I think a reasonable person could like BACK ROADS, that kind of person being one who enjoys Hallmark or Lifetime movies. But with lackluster acting, dull scenery, and an occasionally enjoyable story, BACK ROADS will not please most viewers.
BACK ROADS features Juliette Lewis (Ma), Alex Pettyfer (The I-Land), Jennifer Morrison (The Report), Nicola Peltz (Our House), Chiara Aurelia (The Brave), and Hara Finley (Man with a Plan).
BACK ROADS is Alex Pettyfer’s directorial debut, and he does not take risks with his camera work. The camera is mainly stationary, capturing the drama in medium two-shots and shot/reverse shot style. The flat scenery, such as the pale glow of a grocery store or the grayness of a therapist’s office, makes for a visually boring experience.
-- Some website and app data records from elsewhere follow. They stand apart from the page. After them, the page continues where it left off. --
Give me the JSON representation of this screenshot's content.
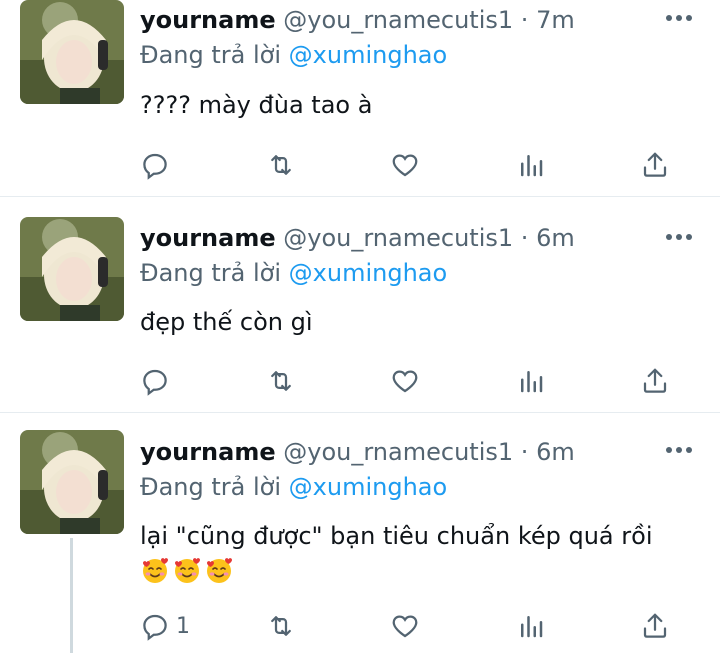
{
  "tweets": [
    {
      "name": "yourname",
      "handle": "@you_rnamecutis1",
      "dot": "·",
      "time": "7m",
      "reply_prefix": "Đang trả lời",
      "reply_to": "@xuminghao",
      "text": "???? mày đùa tao à",
      "emoji_count": 0,
      "reply_count": ""
    },
    {
      "name": "yourname",
      "handle": "@you_rnamecutis1",
      "dot": "·",
      "time": "6m",
      "reply_prefix": "Đang trả lời",
      "reply_to": "@xuminghao",
      "text": "đẹp thế còn gì",
      "emoji_count": 0,
      "reply_count": ""
    },
    {
      "name": "yourname",
      "handle": "@you_rnamecutis1",
      "dot": "·",
      "time": "6m",
      "reply_prefix": "Đang trả lời",
      "reply_to": "@xuminghao",
      "text": "lại \"cũng được\" bạn tiêu chuẩn kép quá rồi",
      "emoji_count": 3,
      "reply_count": "1"
    }
  ],
  "icons": {
    "reply": "reply-icon",
    "retweet": "retweet-icon",
    "like": "heart-icon",
    "views": "views-icon",
    "share": "share-icon",
    "more": "more-icon",
    "emoji": "smiling-face-with-hearts-icon"
  },
  "colors": {
    "text": "#0f1419",
    "secondary": "#536471",
    "link": "#1d9bf0",
    "separator": "#e6ecf0"
  }
}
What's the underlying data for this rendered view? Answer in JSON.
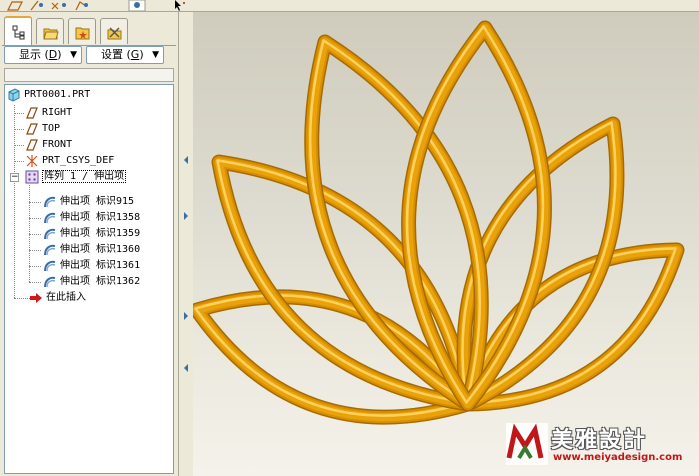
{
  "toolbar": {
    "buttons": [
      "datum-planes-toggle",
      "datum-axes-toggle",
      "datum-points-toggle",
      "csys-toggle",
      "spin-center-toggle",
      "select-cursor"
    ]
  },
  "navigator": {
    "tabs": [
      "model-tree-tab",
      "folder-browser-tab",
      "favorites-tab",
      "connections-tab"
    ],
    "show_label": "显示 (",
    "show_key": "D",
    "show_suffix": ")",
    "settings_label": "设置 (",
    "settings_key": "G",
    "settings_suffix": ")"
  },
  "tree": {
    "root": "PRT0001.PRT",
    "datums": [
      "RIGHT",
      "TOP",
      "FRONT",
      "PRT_CSYS_DEF"
    ],
    "pattern": "阵列 1 / 伸出项",
    "features": [
      "伸出项 标识915",
      "伸出项 标识1358",
      "伸出项 标识1359",
      "伸出项 标识1360",
      "伸出项 标识1361",
      "伸出项 标识1362"
    ],
    "insert_here": "在此插入"
  },
  "watermark": {
    "title": "美雅設計",
    "url": "www.meiyadesign.com"
  },
  "colors": {
    "model_gold": "#e9a20a",
    "model_shadow": "#a86a00",
    "model_highlight": "#ffd15c",
    "accent_red": "#c01818"
  }
}
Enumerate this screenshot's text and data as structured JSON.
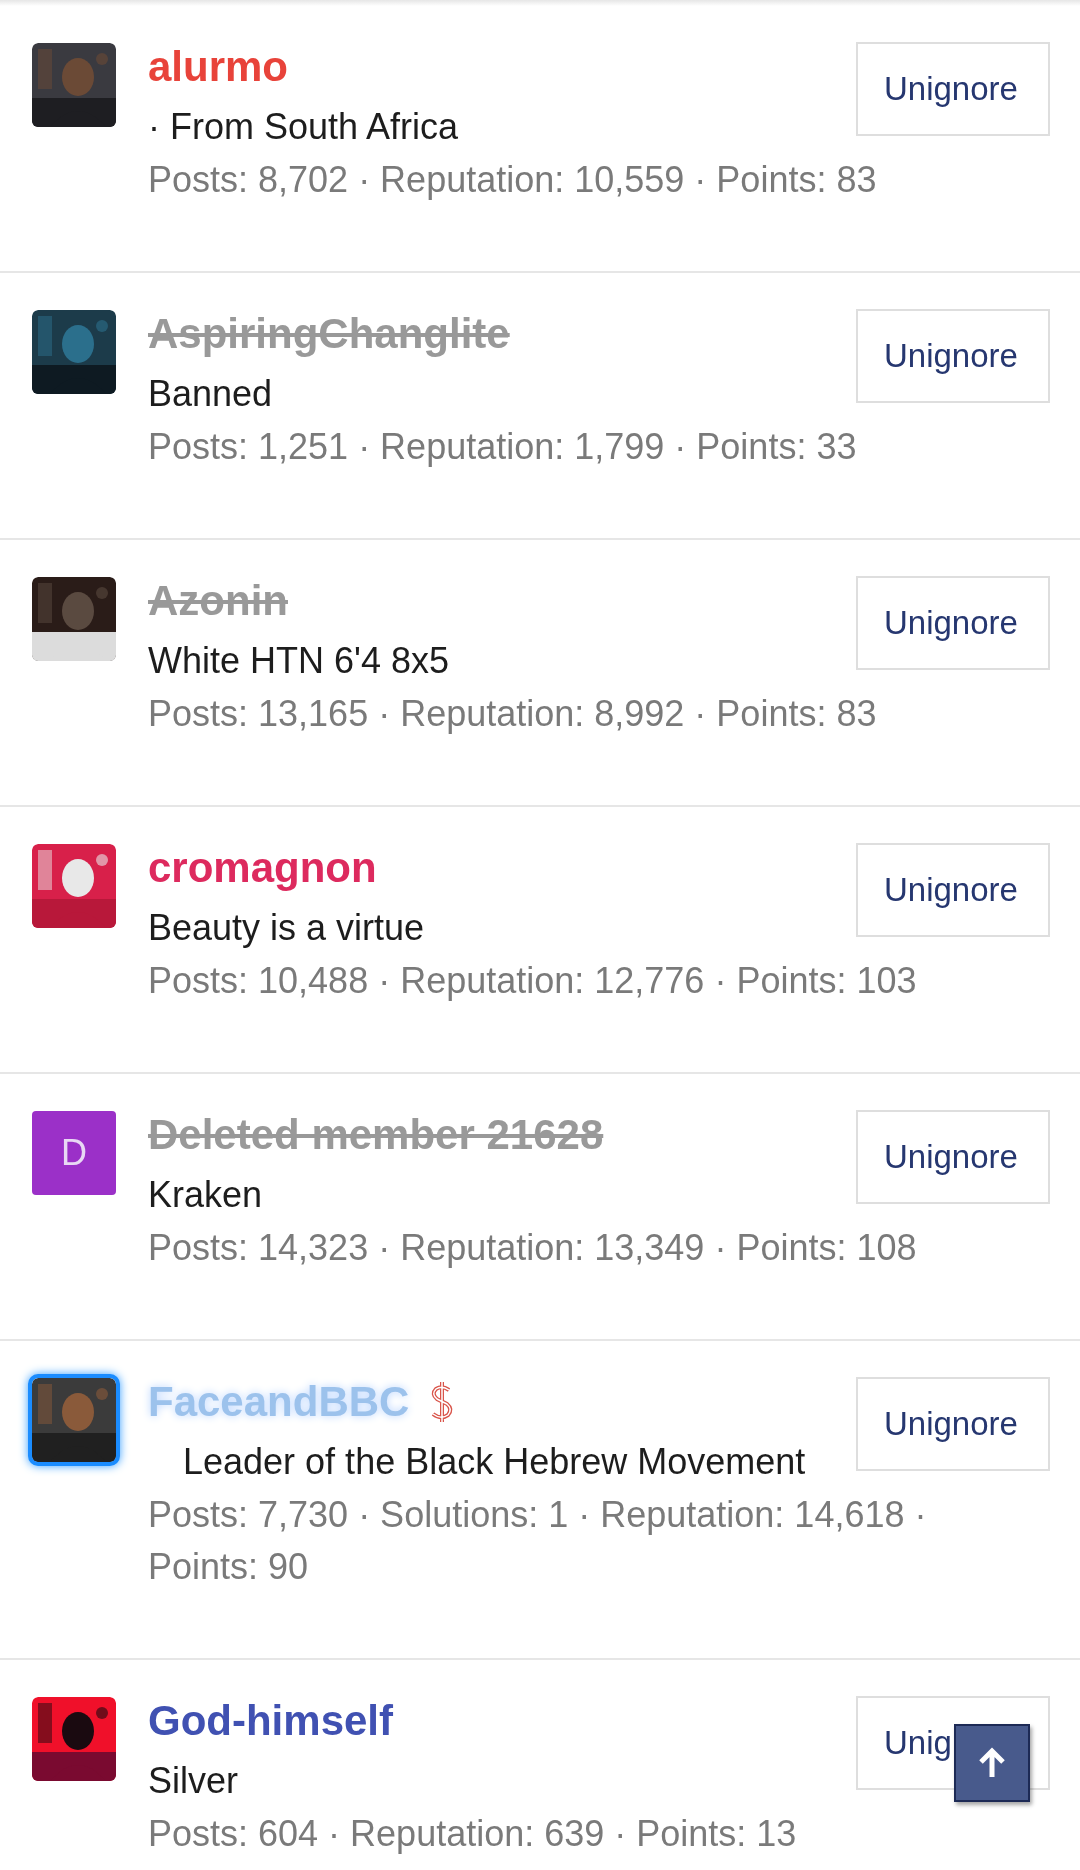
{
  "members": [
    {
      "name": {
        "text": "alurmo",
        "kind": "colored",
        "color": "#e8433a"
      },
      "avatar": {
        "kind": "picture",
        "highlighted": false
      },
      "dollar_badge": false,
      "title": "· From South Africa",
      "stats": "Posts: 8,702 · Reputation: 10,559 · Points: 83",
      "button": "Unignore"
    },
    {
      "name": {
        "text": "AspiringChanglite",
        "kind": "banned"
      },
      "avatar": {
        "kind": "picture",
        "highlighted": false
      },
      "dollar_badge": false,
      "title": "Banned",
      "stats": "Posts: 1,251 · Reputation: 1,799 · Points: 33",
      "button": "Unignore"
    },
    {
      "name": {
        "text": "Azonin",
        "kind": "banned"
      },
      "avatar": {
        "kind": "picture",
        "highlighted": false
      },
      "dollar_badge": false,
      "title": "White HTN 6'4 8x5",
      "stats": "Posts: 13,165 · Reputation: 8,992 · Points: 83",
      "button": "Unignore"
    },
    {
      "name": {
        "text": "cromagnon",
        "kind": "colored",
        "color": "#dd2a5e"
      },
      "avatar": {
        "kind": "picture",
        "highlighted": false
      },
      "dollar_badge": false,
      "title": "Beauty is a virtue",
      "stats": "Posts: 10,488 · Reputation: 12,776 · Points: 103",
      "button": "Unignore"
    },
    {
      "name": {
        "text": "Deleted member 21628",
        "kind": "banned"
      },
      "avatar": {
        "kind": "letter",
        "letter": "D",
        "color": "#9b30c8",
        "highlighted": false
      },
      "dollar_badge": false,
      "title": "Kraken",
      "stats": "Posts: 14,323 · Reputation: 13,349 · Points: 108",
      "button": "Unignore"
    },
    {
      "name": {
        "text": "FaceandBBC",
        "kind": "glow"
      },
      "avatar": {
        "kind": "picture",
        "highlighted": true
      },
      "dollar_badge": true,
      "title": "Leader of the Black Hebrew Movement",
      "stats": "Posts: 7,730 · Solutions: 1 · Reputation: 14,618 · Points: 90",
      "button": "Unignore"
    },
    {
      "name": {
        "text": "God-himself",
        "kind": "colored",
        "color": "#4051b2"
      },
      "avatar": {
        "kind": "picture",
        "highlighted": false
      },
      "dollar_badge": false,
      "title": "Silver",
      "stats": "Posts: 604 · Reputation: 639 · Points: 13",
      "button": "Unig"
    }
  ],
  "scroll_top_button": {
    "visible": true
  }
}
The story follows 18-year-old Harley Altmyer (a dreadfully miscast 29-year-old Alex Pettyfer), a teen who has to care for his three younger siblings. While his mother Bonnie is incarcerated for murdering her husband, Harley tries to care for his sisters Amber, Jody, and Misty. Harley has some serious anger issues, which are exacerbated by Amber’s promiscuity and angst. Youngsters Jody and Misty are caught in the middle. After he meets an older married woman, Callie, at his grocery store job, Harley begins a secret affair with her. As the story goes on, family secrets are revealed and Harley begins to struggle with his role as a caregiver.
The sex scenes are kind of hot if you think clothed missionary on a dining room table is hot. Callie and Harley don’t have much chemistry, and Harley is painted as immature, wanting only sex from Callie instead of the love and friendship she seems to crave. The tone shifts awkwardly from dramatic to sexy to heart-wrenching and back. Characters telegraph their movements; the acting, in general, is unsubtle and at times grating.
The movie is based off a novel of the same name; author Tawni O’Dell also wrote the BACK ROADS screenplay. The writing seems like it would be more suited for the stage.
The therapy scenes, in particular, are hilariously over the top—Harley’s therapist asks triggering and aggressive questions, and Harley regularly walks out of his sessions. Pettyfer mumbles his lines in a monotone.
There is a bit of good acting scattered in—Juliette Lewis gives an inspired performance as Bonnie Altmyer, Harley’s incarcerated mother. (Harley insists Bonnie “wants to be in jail,” painting him as a cruel son.) Jennifer Morrison as Callie tries hard with the lines she’s given, but it’s hard to see why she’s attracted to horny, grumbly Harley.
One scene I quite enjoyed is a long shot in which Harley finds Amber having sex on the living room sofa. In a dramatic scene, Harley drags the sofa outside, while Amber howls and younger sisters Jody and Misty look on. He lights the sofa on fire while Amber screams at him and her date drives away. This scene is effective, but it feels like a dated, been-there-done-that premise. Harley is really getting mad at his sister for fucking? How hypocritical. It again shines a light on how dumb and cruel Harley is.
Overall, BACK ROADS is a corny drama that may appeal to some. But it is generally too grating and boring to be enjoyable. BACK ROADS is available on Amazon Prime Video.